How skills passports help with skills development and employee attraction
A skills passport is only likely to be successful if the key stakeholders, and in particular skills bodies, are aligned on the principles. Agreeing standards across skills bodies is likely to require compromise and the recognition of working jointly towards a greater good. As has been suggested earlier, industry responses such as developing an industry value proposition are required in order for any industry to develop and present effective skills related strategies.
Assuming this hurdle can be overcome, skills passports have significant potential to change the development experiences of current workers in a sector as well as educating potential entrants. The notion of having all of one’s qualifications securely held in one easily accessible app, together with the ability to plan career moves around skills and competencies is a powerful enabler and serves to communicate to workers that their needs are being placed front and centre.

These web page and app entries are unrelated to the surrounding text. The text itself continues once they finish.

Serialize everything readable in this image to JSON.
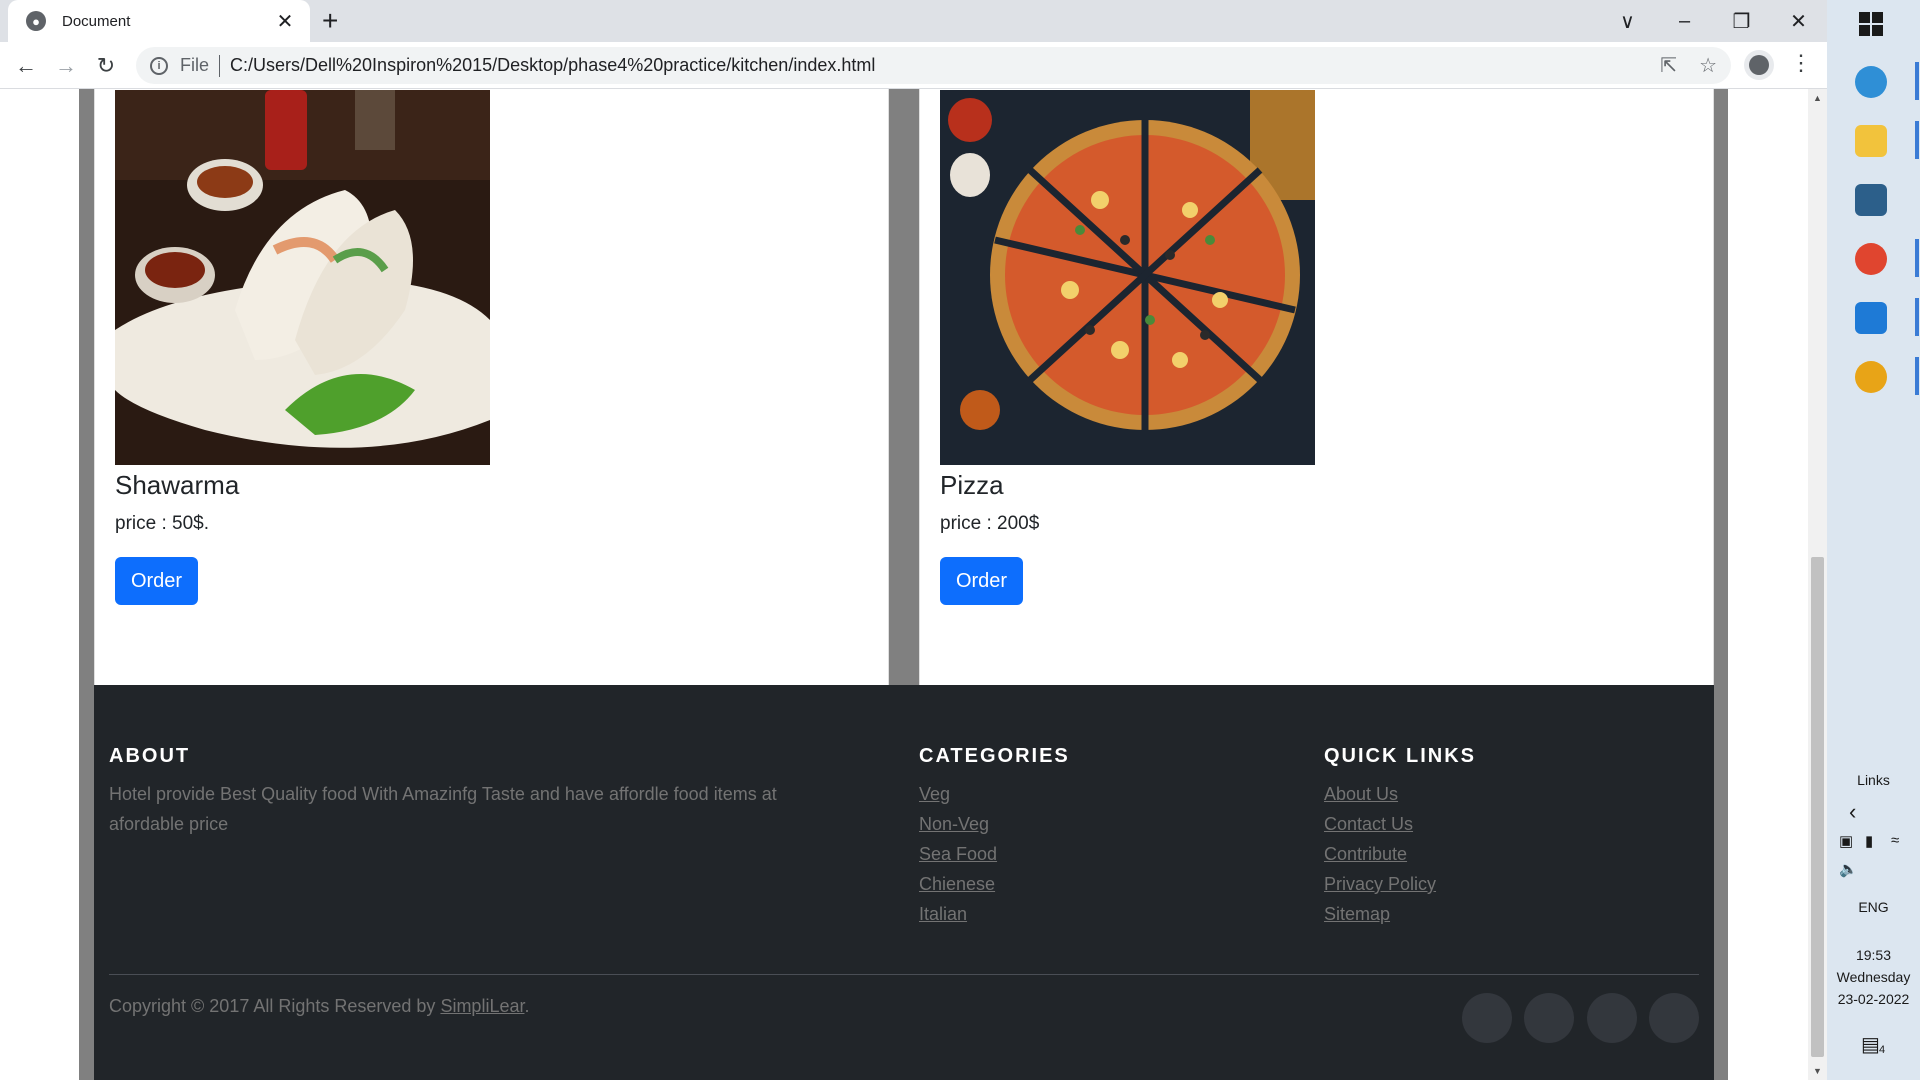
{
  "browser": {
    "tab_title": "Document",
    "tab_favicon_glyph": "●",
    "tab_close": "✕",
    "new_tab": "+",
    "window_controls": [
      "∨",
      "–",
      "❐",
      "✕"
    ],
    "nav": {
      "back": "←",
      "forward": "→",
      "reload": "↻"
    },
    "omnibox": {
      "info_glyph": "i",
      "scheme": "File",
      "url": "C:/Users/Dell%20Inspiron%2015/Desktop/phase4%20practice/kitchen/index.html",
      "share_glyph": "⇱",
      "star_glyph": "☆"
    },
    "kebab": "⋮"
  },
  "products": [
    {
      "name": "Shawarma",
      "price": "price : 50$.",
      "button": "Order"
    },
    {
      "name": "Pizza",
      "price": "price : 200$",
      "button": "Order"
    }
  ],
  "footer": {
    "about": {
      "heading": "ABOUT",
      "text": "Hotel provide Best Quality food With Amazinfg Taste and have affordle food items at afordable price"
    },
    "categories": {
      "heading": "CATEGORIES",
      "items": [
        "Veg",
        "Non-Veg",
        "Sea Food",
        "Chienese",
        "Italian"
      ]
    },
    "quick_links": {
      "heading": "QUICK LINKS",
      "items": [
        "About Us",
        "Contact Us",
        "Contribute",
        "Privacy Policy",
        "Sitemap"
      ]
    },
    "copyright_prefix": "Copyright © 2017 All Rights Reserved by ",
    "copyright_link": "SimpliLear",
    "copyright_suffix": "."
  },
  "taskbar": {
    "links_label": "Links",
    "chevron": "‹",
    "language": "ENG",
    "time": "19:53",
    "day": "Wednesday",
    "date": "23-02-2022",
    "notification_count": "4",
    "icons": [
      "windows-start-icon",
      "edge-icon",
      "file-explorer-icon",
      "mysql-workbench-icon",
      "chrome-profile-icon",
      "vscode-icon",
      "chrome-icon"
    ],
    "colors": {
      "accent": "#3a7bd5",
      "taskbar_bg": "#dce6f0"
    }
  },
  "colors": {
    "order_button": "#0d6efd",
    "footer_bg": "#212529",
    "page_grey": "#808080",
    "muted_text": "#737373"
  }
}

For potential entrants, a skills passport can both educate on requirements as well as demonstrate that the sector has its act together in that it has a cohesive story to tell about careers and development. That this story is told through the innovative use of technology is a bonus.
The use of a skills passport will be key in not only attracting and retaining a younger workforce, but also showing a cohesive pathway for older workers whose roles may have changed. They may have found themselves transitioning to another role either through their own desire or because of an organisational need, and this passport can simplify the transition process.
By working together and harnessing digital innovation, safety critical industries can build on the legacy of those workers reaching retirement by equipping the workforces of the future with all of the necessary skills to help them build a long-lasting, enjoyable career.